What is expected - Print every entry below again exactly as written, skipping the pictures.
-- Dataset records follows --
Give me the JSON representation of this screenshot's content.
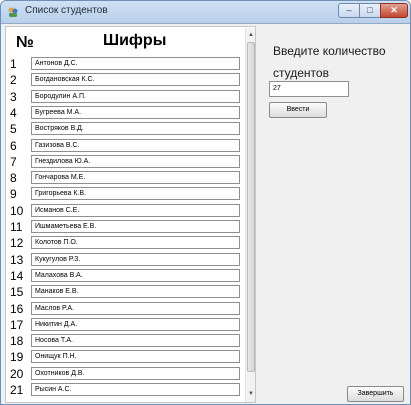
{
  "window": {
    "title": "Список студентов",
    "controls": {
      "minimize": "–",
      "maximize": "□",
      "close": "✕"
    }
  },
  "list": {
    "header_number": "№",
    "header_ciphers": "Шифры",
    "rows": [
      {
        "num": "1",
        "name": "Антонов Д.С."
      },
      {
        "num": "2",
        "name": "Богдановская К.С."
      },
      {
        "num": "3",
        "name": "Бородулин А.П."
      },
      {
        "num": "4",
        "name": "Бугреева М.А."
      },
      {
        "num": "5",
        "name": "Востряков В.Д."
      },
      {
        "num": "6",
        "name": "Газизова В.С."
      },
      {
        "num": "7",
        "name": "Гнездилова Ю.А."
      },
      {
        "num": "8",
        "name": "Гончарова М.Е."
      },
      {
        "num": "9",
        "name": "Григорьева К.В."
      },
      {
        "num": "10",
        "name": "Исманов С.Е."
      },
      {
        "num": "11",
        "name": "Ишмаметьева Е.В."
      },
      {
        "num": "12",
        "name": "Колотов П.О."
      },
      {
        "num": "13",
        "name": "Кукугулов Р.З."
      },
      {
        "num": "14",
        "name": "Малахова В.А."
      },
      {
        "num": "15",
        "name": "Манаков Е.В."
      },
      {
        "num": "16",
        "name": "Маслов Р.А."
      },
      {
        "num": "17",
        "name": "Никитин Д.А."
      },
      {
        "num": "18",
        "name": "Носова Т.А."
      },
      {
        "num": "19",
        "name": "Онищук П.Н."
      },
      {
        "num": "20",
        "name": "Охотников Д.В."
      },
      {
        "num": "21",
        "name": "Рысин А.С."
      }
    ]
  },
  "form": {
    "prompt": "Введите количество студентов",
    "count_value": "27",
    "enter_button": "Ввести",
    "finish_button": "Завершить"
  },
  "colors": {
    "titlebar": "#c4d8ef",
    "close_button": "#c5472f"
  }
}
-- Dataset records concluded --
Result of the task -
Give me the JSON representation of this screenshot's content.
{
  "window": {
    "title": "Список студентов",
    "controls": {
      "minimize": "–",
      "maximize": "□",
      "close": "✕"
    }
  },
  "list": {
    "header_number": "№",
    "header_ciphers": "Шифры",
    "rows": [
      {
        "num": "1",
        "name": "Антонов Д.С."
      },
      {
        "num": "2",
        "name": "Богдановская К.С."
      },
      {
        "num": "3",
        "name": "Бородулин А.П."
      },
      {
        "num": "4",
        "name": "Бугреева М.А."
      },
      {
        "num": "5",
        "name": "Востряков В.Д."
      },
      {
        "num": "6",
        "name": "Газизова В.С."
      },
      {
        "num": "7",
        "name": "Гнездилова Ю.А."
      },
      {
        "num": "8",
        "name": "Гончарова М.Е."
      },
      {
        "num": "9",
        "name": "Григорьева К.В."
      },
      {
        "num": "10",
        "name": "Исманов С.Е."
      },
      {
        "num": "11",
        "name": "Ишмаметьева Е.В."
      },
      {
        "num": "12",
        "name": "Колотов П.О."
      },
      {
        "num": "13",
        "name": "Кукугулов Р.З."
      },
      {
        "num": "14",
        "name": "Малахова В.А."
      },
      {
        "num": "15",
        "name": "Манаков Е.В."
      },
      {
        "num": "16",
        "name": "Маслов Р.А."
      },
      {
        "num": "17",
        "name": "Никитин Д.А."
      },
      {
        "num": "18",
        "name": "Носова Т.А."
      },
      {
        "num": "19",
        "name": "Онищук П.Н."
      },
      {
        "num": "20",
        "name": "Охотников Д.В."
      },
      {
        "num": "21",
        "name": "Рысин А.С."
      }
    ]
  },
  "form": {
    "prompt": "Введите количество студентов",
    "count_value": "27",
    "enter_button": "Ввести",
    "finish_button": "Завершить"
  },
  "colors": {
    "titlebar": "#c4d8ef",
    "close_button": "#c5472f"
  }
}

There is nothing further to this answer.